 this post should be read if big waves bother you  >>>wind-versus-current-and-predicting waves

Lately, I have made it part of my cruising to use as little fuel as possible, one cruise we covered about 120 miles over 8 days and used 6 gallons of gas, and most of the fuel was used battling an opposing current between Jones Island and James Island. Unfortunately my schedule dictated the time.

2/06/2019

Lessons of a lee shore

    We all know that hapless sailors get blown onto lee shores and that driftwood collects on lee shores warning us of the danger.  So it goes without saying that we avoid or at least pay respect to lee shores.  Not true sometimes.

    Last weekend   (labor day) we were tied up at an unnamed location and watched skipper after skipper bang into a float they were rounding as the wind and current dragged them sideways into it.  There was lots of room.

     Later that day we watched a thirty two foot Bayliner try to turn around close to a foot bridge between floats.

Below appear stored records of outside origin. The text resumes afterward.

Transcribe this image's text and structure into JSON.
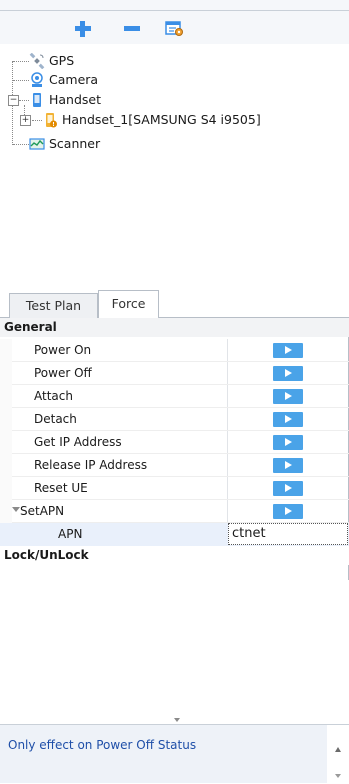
{
  "toolbar": {
    "buttons": [
      {
        "name": "add",
        "icon": "plus-icon"
      },
      {
        "name": "remove",
        "icon": "minus-icon"
      },
      {
        "name": "configure",
        "icon": "device-config-icon"
      }
    ]
  },
  "tree": {
    "items": [
      {
        "label": "GPS",
        "icon": "satellite-icon"
      },
      {
        "label": "Camera",
        "icon": "camera-icon"
      },
      {
        "label": "Handset",
        "icon": "handset-icon",
        "expanded": true
      },
      {
        "label": "Handset_1[SAMSUNG S4 i9505]",
        "icon": "phone-warning-icon"
      },
      {
        "label": "Scanner",
        "icon": "scanner-icon"
      }
    ]
  },
  "tabs": [
    {
      "label": "Test Plan",
      "active": false
    },
    {
      "label": "Force",
      "active": true
    }
  ],
  "grid": {
    "categories": {
      "general": "General",
      "lock": "Lock/UnLock"
    },
    "actions": [
      {
        "label": "Power On"
      },
      {
        "label": "Power Off"
      },
      {
        "label": "Attach"
      },
      {
        "label": "Detach"
      },
      {
        "label": "Get IP Address"
      },
      {
        "label": "Release IP Address"
      },
      {
        "label": "Reset UE"
      },
      {
        "label": "SetAPN"
      }
    ],
    "apn": {
      "label": "APN",
      "value": "ctnet"
    }
  },
  "description": {
    "text": "Only effect on Power Off Status"
  },
  "colors": {
    "accent": "#4aa3e8",
    "description_text": "#1f4fa8"
  }
}
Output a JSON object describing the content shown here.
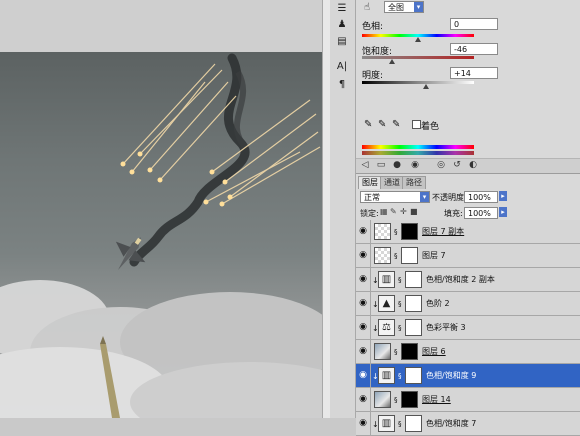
{
  "adjustments": {
    "preset_select": "全图",
    "hue": {
      "label": "色相:",
      "value": "0",
      "slider": 0.5
    },
    "saturation": {
      "label": "饱和度:",
      "value": "-46",
      "slider": 0.27
    },
    "lightness": {
      "label": "明度:",
      "value": "+14",
      "slider": 0.57
    },
    "colorize_label": "着色",
    "colorize_checked": false
  },
  "layers_panel": {
    "tabs": [
      "图层",
      "通道",
      "路径"
    ],
    "active_tab": 0,
    "blend_mode": "正常",
    "opacity_label": "不透明度:",
    "opacity_value": "100%",
    "lock_label": "锁定:",
    "fill_label": "填充:",
    "fill_value": "100%",
    "layers": [
      {
        "name": "图层 7 副本",
        "thumb": "checker",
        "mask": "black",
        "clipped": false,
        "underline": true,
        "selected": false
      },
      {
        "name": "图层 7",
        "thumb": "checker",
        "mask": "white",
        "clipped": false,
        "underline": false,
        "selected": false
      },
      {
        "name": "色相/饱和度 2 副本",
        "thumb": "adj-hue",
        "mask": "white",
        "clipped": true,
        "underline": false,
        "selected": false
      },
      {
        "name": "色阶 2",
        "thumb": "adj-levels",
        "mask": "white",
        "clipped": true,
        "underline": false,
        "selected": false
      },
      {
        "name": "色彩平衡 3",
        "thumb": "adj-balance",
        "mask": "white",
        "clipped": true,
        "underline": false,
        "selected": false
      },
      {
        "name": "图层 6",
        "thumb": "photo",
        "mask": "shape",
        "clipped": false,
        "underline": true,
        "selected": false
      },
      {
        "name": "色相/饱和度 9",
        "thumb": "adj-hue",
        "mask": "white",
        "clipped": true,
        "underline": false,
        "selected": true
      },
      {
        "name": "图层 14",
        "thumb": "photo",
        "mask": "black",
        "clipped": false,
        "underline": true,
        "selected": false
      },
      {
        "name": "色相/饱和度 7",
        "thumb": "adj-hue",
        "mask": "white",
        "clipped": true,
        "underline": false,
        "selected": false
      }
    ]
  },
  "icons": {
    "eye": "eye-icon",
    "link": "link-icon",
    "clip": "clip-arrow-icon"
  }
}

His first mistake was not respecting the current making the foot bridge a defacto lee shore.  He had plenty of room but as the lee shore got closer he ran out of time and then he made his second major mistake.  He gunned the engine wide open hoping to complete his turn. His gleaming white hull hit the dock under full power, he climbed a third of the way out of the water  and then made his third mistake, he slammed it into reverse and drove backwards off the float into the float bridge. Interestingly his bow and hull that climbed out of the water showed no damage but he cornered his transom crunching fiberglass over two feet doing thousands if not tens of thousands worth of damage.

    There is no moral or surprise ending here, it was a bad end of a great weekend. Some hours later the current reversed and the lee shore moved over to the other side.